Problem: In how many lines of the data below does the word "true" appear? Reply with the number and nothing more.

Dataset rows for apps and sites:
---*---

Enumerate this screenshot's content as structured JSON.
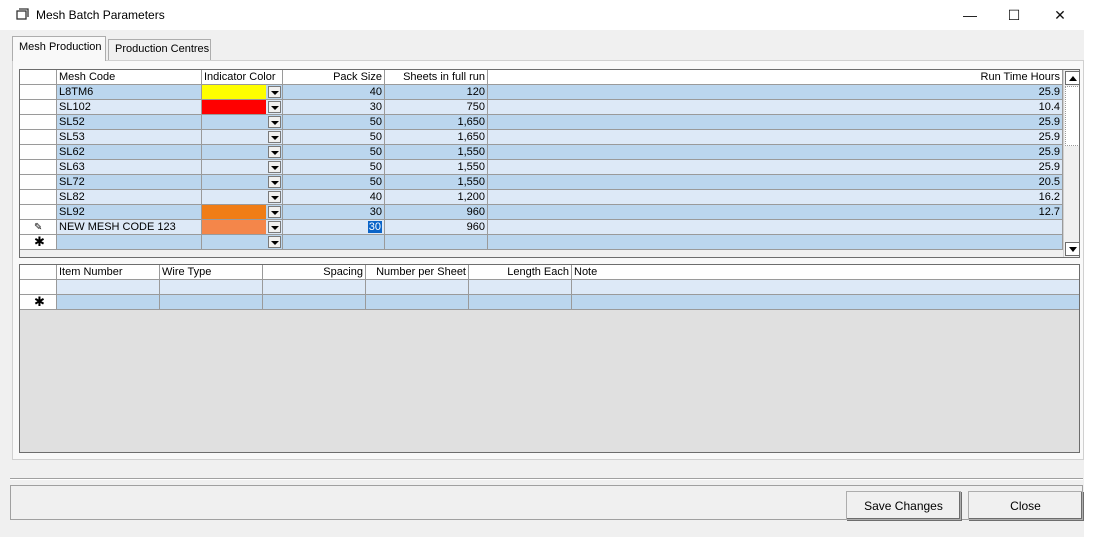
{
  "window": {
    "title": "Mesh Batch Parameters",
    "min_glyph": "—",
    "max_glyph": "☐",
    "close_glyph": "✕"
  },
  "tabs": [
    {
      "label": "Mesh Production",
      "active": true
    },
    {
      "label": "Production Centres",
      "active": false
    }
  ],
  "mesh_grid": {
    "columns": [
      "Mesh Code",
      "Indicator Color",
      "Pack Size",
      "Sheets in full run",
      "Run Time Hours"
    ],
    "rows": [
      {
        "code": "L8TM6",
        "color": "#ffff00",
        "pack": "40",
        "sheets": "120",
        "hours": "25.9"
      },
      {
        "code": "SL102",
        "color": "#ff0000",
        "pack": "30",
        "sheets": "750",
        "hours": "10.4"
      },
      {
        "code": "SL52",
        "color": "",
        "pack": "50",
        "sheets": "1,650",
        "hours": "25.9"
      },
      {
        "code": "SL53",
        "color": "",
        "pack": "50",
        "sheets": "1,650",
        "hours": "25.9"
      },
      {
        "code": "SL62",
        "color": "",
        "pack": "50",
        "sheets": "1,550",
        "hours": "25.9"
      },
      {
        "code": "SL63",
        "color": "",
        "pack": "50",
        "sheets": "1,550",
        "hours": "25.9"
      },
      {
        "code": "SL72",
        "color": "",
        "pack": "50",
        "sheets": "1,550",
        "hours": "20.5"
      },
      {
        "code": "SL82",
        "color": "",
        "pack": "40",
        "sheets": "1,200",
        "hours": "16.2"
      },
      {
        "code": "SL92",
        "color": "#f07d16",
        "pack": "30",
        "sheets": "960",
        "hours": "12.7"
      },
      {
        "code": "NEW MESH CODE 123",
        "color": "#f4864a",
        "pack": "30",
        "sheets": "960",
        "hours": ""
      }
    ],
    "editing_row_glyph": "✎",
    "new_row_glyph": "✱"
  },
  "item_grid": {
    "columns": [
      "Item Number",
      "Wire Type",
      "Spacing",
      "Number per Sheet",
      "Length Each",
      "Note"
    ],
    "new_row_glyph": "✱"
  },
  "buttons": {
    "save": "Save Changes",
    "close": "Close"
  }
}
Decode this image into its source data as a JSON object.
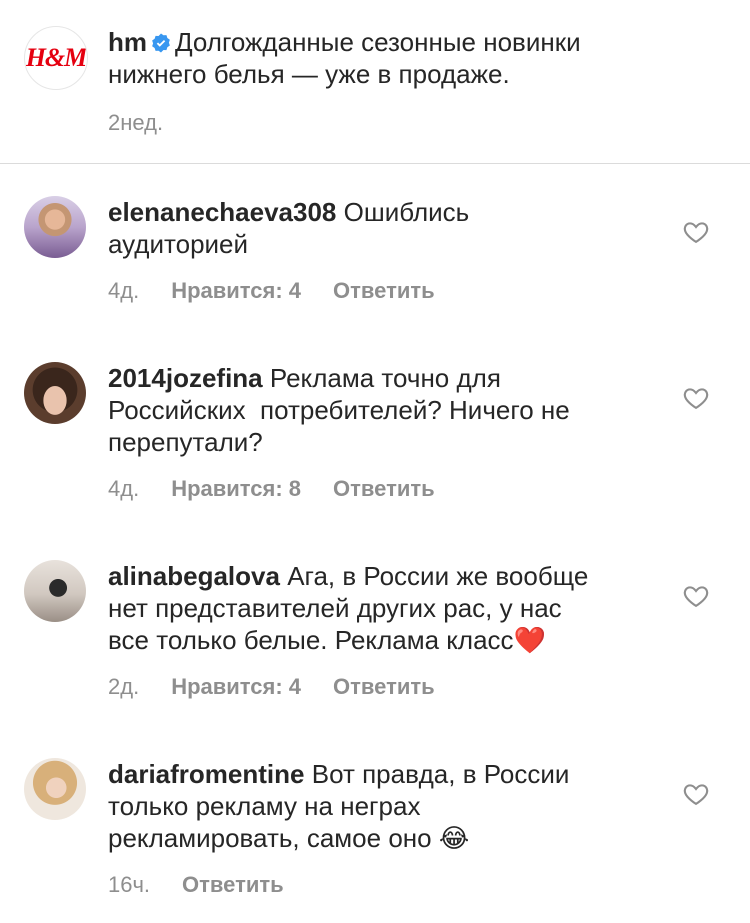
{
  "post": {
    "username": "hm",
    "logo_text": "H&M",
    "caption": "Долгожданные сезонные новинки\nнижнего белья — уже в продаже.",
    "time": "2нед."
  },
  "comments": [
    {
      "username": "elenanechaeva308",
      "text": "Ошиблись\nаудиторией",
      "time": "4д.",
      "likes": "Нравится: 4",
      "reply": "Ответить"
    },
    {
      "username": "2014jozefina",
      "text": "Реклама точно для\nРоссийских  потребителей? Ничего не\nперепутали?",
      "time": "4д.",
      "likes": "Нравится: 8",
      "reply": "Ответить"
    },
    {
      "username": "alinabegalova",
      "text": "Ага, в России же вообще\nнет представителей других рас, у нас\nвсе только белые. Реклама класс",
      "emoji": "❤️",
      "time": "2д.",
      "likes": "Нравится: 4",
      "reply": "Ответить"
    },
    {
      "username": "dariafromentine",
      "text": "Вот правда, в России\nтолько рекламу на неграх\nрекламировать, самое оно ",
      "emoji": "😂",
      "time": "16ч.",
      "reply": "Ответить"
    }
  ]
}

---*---

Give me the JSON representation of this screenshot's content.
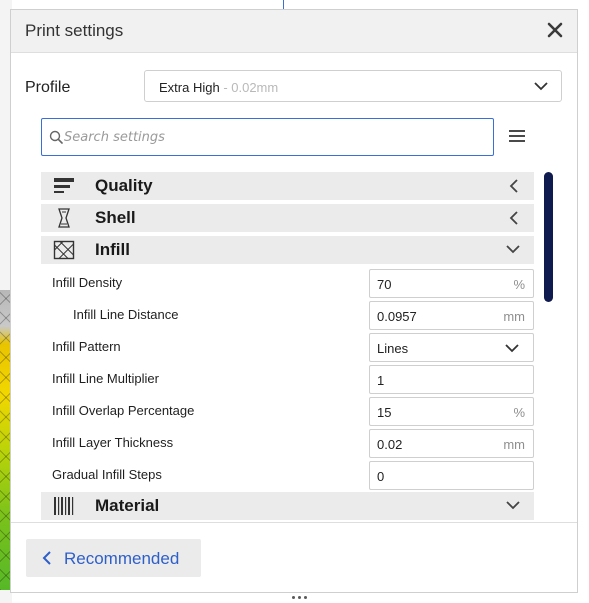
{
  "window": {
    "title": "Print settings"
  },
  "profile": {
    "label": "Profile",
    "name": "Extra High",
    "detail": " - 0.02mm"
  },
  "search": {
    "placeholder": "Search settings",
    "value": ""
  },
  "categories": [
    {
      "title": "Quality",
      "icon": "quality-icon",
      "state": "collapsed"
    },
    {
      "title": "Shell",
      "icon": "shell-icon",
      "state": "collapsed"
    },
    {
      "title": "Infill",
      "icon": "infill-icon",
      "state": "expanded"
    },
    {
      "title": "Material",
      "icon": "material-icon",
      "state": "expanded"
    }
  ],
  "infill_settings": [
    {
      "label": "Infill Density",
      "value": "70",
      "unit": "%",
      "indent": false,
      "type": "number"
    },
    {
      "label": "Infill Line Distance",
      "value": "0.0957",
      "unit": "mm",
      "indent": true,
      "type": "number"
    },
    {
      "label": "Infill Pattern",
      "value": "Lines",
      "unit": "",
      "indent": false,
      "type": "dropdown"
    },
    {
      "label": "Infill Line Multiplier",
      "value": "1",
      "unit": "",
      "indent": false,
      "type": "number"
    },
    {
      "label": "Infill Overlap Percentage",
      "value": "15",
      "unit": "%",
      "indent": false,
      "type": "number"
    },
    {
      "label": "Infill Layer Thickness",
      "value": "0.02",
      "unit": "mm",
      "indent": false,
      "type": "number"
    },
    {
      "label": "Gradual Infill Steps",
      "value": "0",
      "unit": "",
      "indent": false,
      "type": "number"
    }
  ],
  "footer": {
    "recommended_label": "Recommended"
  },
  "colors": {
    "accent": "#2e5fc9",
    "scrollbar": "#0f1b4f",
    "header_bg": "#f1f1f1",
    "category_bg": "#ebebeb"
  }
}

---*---

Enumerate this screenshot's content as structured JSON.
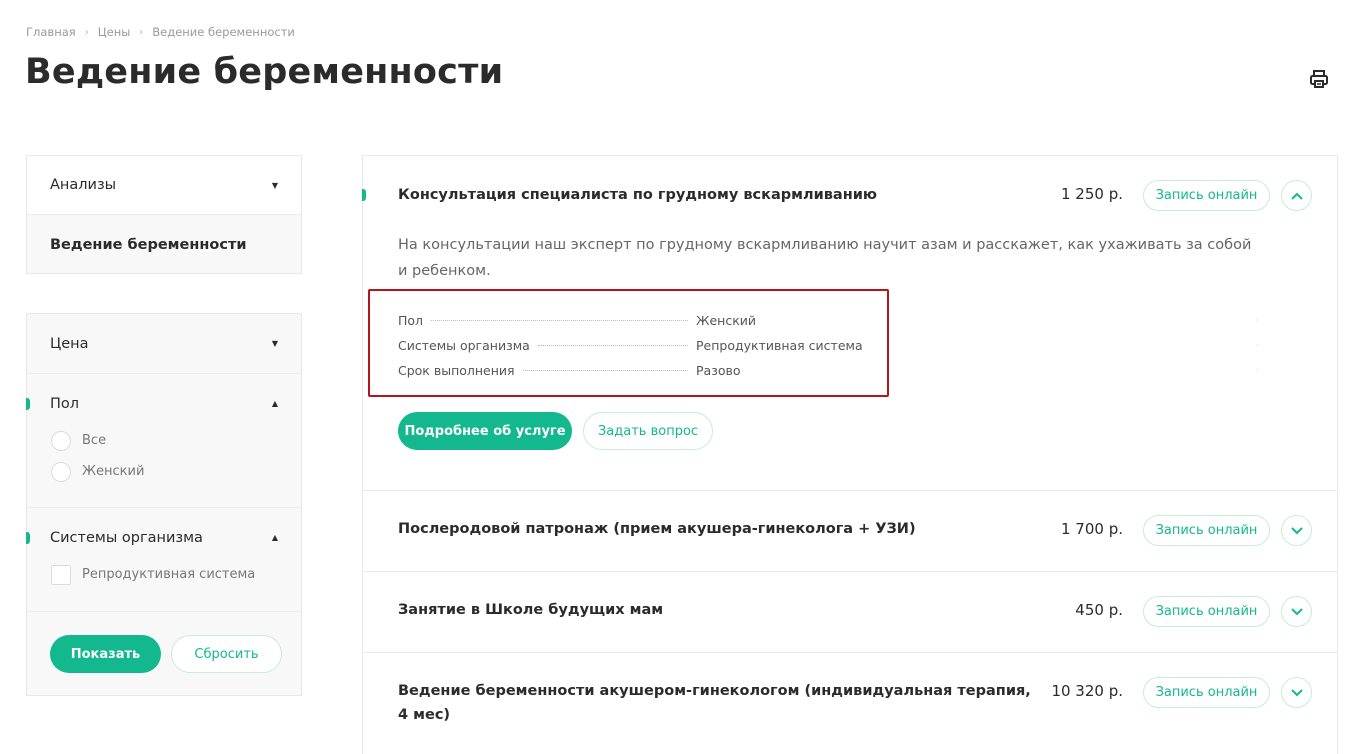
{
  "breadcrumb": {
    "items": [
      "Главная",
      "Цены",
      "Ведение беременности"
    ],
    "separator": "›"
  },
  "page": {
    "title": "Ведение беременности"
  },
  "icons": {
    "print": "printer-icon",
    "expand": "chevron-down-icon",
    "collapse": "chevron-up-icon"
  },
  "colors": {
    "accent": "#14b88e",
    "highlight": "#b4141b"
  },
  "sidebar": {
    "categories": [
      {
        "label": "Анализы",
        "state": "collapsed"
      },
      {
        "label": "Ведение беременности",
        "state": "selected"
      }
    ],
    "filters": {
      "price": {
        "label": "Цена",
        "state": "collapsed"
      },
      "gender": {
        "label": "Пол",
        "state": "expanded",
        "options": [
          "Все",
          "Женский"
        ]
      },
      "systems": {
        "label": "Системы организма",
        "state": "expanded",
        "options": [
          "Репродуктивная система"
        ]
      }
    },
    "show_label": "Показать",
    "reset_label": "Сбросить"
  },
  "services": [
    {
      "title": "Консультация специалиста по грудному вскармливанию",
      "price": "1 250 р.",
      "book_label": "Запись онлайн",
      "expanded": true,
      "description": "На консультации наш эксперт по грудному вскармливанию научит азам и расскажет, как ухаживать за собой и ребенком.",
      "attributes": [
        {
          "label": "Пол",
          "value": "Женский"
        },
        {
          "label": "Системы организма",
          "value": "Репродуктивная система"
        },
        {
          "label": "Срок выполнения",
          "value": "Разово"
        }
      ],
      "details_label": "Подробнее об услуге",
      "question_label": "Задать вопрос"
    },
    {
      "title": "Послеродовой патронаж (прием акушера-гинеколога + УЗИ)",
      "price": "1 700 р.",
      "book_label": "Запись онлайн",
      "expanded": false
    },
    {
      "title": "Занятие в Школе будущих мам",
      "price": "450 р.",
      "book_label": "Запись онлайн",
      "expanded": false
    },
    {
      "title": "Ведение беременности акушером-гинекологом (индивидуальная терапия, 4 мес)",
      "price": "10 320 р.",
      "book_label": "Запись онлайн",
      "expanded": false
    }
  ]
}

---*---

Answer below: 3